SOURCE INFORMATION START

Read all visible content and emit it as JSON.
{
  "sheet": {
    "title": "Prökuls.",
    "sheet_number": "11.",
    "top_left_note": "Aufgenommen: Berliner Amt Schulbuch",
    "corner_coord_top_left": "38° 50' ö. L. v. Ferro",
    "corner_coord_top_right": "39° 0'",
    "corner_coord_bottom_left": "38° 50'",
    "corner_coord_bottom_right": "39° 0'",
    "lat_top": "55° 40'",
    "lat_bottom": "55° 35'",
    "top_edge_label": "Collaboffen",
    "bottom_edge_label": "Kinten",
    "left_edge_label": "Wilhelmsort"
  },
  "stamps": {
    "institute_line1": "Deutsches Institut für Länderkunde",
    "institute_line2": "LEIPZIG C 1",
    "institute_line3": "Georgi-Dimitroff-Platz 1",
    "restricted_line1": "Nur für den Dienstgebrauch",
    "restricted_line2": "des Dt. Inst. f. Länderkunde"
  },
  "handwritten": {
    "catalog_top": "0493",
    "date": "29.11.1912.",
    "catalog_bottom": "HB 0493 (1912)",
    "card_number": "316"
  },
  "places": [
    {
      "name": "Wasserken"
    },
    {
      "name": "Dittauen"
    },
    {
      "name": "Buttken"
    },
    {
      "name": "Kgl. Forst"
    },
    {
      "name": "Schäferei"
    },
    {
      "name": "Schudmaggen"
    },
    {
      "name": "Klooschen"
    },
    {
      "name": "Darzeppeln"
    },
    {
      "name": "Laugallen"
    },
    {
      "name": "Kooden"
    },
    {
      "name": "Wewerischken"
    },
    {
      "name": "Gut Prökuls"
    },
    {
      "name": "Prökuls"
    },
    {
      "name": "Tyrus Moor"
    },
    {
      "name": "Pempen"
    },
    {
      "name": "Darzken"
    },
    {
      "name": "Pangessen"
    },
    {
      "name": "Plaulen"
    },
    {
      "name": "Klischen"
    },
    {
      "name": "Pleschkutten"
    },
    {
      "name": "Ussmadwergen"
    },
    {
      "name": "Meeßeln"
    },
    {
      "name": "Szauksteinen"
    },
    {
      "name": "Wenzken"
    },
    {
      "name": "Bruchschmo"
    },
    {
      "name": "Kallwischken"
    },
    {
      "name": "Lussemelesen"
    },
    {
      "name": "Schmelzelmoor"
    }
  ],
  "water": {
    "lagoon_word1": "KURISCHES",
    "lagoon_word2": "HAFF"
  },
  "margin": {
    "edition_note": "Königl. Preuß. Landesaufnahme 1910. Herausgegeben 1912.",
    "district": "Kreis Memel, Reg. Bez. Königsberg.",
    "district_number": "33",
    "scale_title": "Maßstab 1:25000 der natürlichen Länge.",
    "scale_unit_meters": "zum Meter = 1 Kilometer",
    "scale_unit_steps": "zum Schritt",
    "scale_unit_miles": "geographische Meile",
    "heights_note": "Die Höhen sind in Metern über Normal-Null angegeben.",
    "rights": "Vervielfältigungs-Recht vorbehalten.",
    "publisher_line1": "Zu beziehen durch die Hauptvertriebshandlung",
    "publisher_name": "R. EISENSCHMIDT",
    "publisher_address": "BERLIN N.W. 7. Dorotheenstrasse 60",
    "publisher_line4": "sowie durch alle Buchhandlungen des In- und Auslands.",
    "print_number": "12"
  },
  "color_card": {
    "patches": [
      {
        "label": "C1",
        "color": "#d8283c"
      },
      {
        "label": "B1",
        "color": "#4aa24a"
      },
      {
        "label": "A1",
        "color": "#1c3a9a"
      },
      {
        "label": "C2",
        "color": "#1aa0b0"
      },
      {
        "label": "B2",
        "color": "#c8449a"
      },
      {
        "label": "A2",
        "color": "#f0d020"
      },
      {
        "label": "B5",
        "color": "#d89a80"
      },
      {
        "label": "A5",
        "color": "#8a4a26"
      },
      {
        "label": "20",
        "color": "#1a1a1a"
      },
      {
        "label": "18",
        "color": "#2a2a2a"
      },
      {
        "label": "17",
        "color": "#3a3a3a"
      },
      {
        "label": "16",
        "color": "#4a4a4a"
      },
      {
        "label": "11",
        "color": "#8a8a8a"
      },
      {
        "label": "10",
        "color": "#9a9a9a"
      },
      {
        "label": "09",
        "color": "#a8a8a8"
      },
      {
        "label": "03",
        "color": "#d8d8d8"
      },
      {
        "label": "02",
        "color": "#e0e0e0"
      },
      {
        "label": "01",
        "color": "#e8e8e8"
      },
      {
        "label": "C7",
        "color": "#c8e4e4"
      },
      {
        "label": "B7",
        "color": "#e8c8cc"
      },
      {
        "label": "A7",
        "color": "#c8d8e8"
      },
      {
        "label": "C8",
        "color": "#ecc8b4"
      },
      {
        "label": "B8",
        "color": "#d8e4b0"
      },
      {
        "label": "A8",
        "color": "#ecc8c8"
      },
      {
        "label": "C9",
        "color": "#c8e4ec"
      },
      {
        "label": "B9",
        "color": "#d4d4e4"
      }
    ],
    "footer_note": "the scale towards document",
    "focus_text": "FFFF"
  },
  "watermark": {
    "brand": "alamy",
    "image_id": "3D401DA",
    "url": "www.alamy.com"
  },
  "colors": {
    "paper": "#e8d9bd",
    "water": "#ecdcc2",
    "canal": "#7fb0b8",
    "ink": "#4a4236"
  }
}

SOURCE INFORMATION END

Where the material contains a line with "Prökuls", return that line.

▸ **TASK RESPONSE**:
    "title": "Prökuls.",
      "name": "Gut Prökuls"
      "name": "Prökuls"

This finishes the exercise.